Award winning actor of stage of television, Barnard Hughes, died Tuesday at the age of 90 following a brief illness. He was best known for playing curmudgeons and irasicble grandfathers.
Hughes was born in Bedford Hills, New York on July 16, 1915. He attended Manhattan College in New York City. Eventually he would become part of the Shakespeare Fellowship Repertory company in New York City. He made his debut on Broadway in Herself Mrs. Patrick Crowley. He would go onto appear in more than 400 roles on stage. On Broadway he would appear in such plays as The Ivy Green (1949), Advise and Consent (1960), Hamlet (1964), Much Ado About Nothing (1973), Da (1978), The Iceman Maketh (1985), and Waiting in the Wings (1999). Off Broadway he appeared in Uncle Vanya, A Doll's House, and Translations. He won a Tony Award in 1978 for his role in Da.
Starting in 1954 with an appearance on Kraft Television Theatre, Hughes began his long television career. He would make guest apperances on such shows as The United States Steel Hour, Way Out (a short lived series based on the short stories of Roald Dahl), The Defenders, Route 66, Cannon, All in the Family, and The Days and Nights of Molly Dodd. He was a regular or semi-regular on the shows The Guiding Light, Dark Shadows, The Secret Storm, and Blossom. He played lead roles in the series Doc, Mr. Merlin, and The Cavanaughs. Among his most notable television roles was that of Bob Newhart's father on The Bob Newhart Show. In 1978 he received an Emmy for a guest appearance on Lou Grant.
Hughes also appeared in films, beginning with a bit part in Playgirl in 1954. He would appear in such films as Midnight Cowboy, Cold Turkey, Maxie, and The Fantasticks. He had featured roles in Tron, The Lost Boys, and Doc Hollywood, and a starring role in Da, based on the play of the same name.
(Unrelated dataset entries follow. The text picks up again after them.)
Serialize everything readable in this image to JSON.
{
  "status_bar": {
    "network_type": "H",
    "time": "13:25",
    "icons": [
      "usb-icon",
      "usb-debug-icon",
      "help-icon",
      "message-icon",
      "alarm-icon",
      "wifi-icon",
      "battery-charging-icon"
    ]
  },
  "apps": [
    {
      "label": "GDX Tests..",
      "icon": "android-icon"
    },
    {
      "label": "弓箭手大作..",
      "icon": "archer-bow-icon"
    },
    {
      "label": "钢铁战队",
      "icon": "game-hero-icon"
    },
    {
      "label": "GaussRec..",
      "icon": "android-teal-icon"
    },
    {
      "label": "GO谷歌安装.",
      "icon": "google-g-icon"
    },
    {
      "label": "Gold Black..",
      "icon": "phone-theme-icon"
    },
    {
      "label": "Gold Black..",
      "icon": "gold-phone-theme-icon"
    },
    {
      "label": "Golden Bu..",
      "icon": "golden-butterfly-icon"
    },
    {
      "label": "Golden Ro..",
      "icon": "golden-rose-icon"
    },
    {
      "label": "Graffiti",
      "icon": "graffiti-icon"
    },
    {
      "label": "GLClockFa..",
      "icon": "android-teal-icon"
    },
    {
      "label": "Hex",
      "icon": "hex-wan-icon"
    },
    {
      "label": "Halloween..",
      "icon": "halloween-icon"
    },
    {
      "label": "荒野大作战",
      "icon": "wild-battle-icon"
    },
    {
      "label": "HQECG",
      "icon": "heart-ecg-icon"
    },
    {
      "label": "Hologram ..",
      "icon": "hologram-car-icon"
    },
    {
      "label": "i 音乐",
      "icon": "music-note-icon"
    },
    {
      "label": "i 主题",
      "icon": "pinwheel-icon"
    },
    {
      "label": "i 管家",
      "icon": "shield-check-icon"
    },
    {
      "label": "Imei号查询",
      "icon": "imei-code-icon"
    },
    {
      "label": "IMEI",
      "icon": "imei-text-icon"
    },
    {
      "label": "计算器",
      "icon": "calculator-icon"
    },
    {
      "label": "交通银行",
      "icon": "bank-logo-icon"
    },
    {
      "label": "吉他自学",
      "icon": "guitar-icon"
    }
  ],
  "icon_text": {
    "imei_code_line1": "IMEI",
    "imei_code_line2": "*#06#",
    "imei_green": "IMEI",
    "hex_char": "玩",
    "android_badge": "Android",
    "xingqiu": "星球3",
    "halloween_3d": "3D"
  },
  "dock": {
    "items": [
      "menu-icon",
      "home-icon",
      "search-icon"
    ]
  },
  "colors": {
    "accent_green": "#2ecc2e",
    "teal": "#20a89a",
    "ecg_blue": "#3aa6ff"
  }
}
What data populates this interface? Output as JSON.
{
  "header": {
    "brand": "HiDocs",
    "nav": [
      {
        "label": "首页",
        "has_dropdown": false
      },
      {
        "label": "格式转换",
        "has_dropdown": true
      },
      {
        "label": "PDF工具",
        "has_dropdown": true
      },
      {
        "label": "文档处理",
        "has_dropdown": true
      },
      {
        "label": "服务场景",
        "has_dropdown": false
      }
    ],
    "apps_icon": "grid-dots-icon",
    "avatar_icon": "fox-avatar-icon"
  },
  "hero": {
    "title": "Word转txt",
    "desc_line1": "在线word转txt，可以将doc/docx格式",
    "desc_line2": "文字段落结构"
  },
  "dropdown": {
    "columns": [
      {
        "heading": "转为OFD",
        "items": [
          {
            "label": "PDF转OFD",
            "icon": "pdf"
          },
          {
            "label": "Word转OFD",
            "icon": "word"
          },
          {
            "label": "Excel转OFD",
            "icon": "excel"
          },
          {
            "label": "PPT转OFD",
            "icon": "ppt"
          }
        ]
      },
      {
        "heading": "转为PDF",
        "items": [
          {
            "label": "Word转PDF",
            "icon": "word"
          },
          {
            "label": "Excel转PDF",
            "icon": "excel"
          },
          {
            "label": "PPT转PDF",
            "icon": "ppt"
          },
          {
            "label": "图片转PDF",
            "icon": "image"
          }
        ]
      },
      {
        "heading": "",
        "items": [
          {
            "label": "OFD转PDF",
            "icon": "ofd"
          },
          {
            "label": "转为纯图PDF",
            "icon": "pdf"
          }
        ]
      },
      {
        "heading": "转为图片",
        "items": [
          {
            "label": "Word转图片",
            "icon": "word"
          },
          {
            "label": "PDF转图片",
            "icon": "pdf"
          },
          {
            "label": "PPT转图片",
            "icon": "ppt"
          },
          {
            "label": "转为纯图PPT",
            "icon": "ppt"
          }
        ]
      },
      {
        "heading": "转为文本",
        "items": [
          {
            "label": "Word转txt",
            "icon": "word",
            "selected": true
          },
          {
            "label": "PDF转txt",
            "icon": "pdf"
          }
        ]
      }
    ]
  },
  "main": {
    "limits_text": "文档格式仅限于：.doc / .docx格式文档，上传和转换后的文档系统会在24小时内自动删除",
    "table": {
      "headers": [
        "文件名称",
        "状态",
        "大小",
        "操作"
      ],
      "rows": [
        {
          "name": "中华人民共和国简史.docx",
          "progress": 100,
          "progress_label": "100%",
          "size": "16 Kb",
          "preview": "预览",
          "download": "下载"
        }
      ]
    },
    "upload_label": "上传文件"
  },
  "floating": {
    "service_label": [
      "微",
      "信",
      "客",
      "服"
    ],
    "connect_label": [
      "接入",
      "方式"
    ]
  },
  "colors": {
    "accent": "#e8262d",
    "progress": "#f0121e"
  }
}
I always liked Barnard Hughes. In fact, I remeber him from the short lived Seventies sitcom Doc. He played Dr. Joe Bogert on the series, a curmudgeonly old doctor. I thought the series was very good in its first season. Sadly, they changed the format in the second season (only Hughes remained of the original cast), which effectively ruined the series. Regardless, Hughes's perfomance was still worth watching. It was his gift that even in lesser vehicles, Hughes would give stellar performances. Whether he was playing in a Shakespeare play like Hamlet or a genre movie like The Lost Boys, Hughes always gave the parts he played his all. I am then very saddened at this death.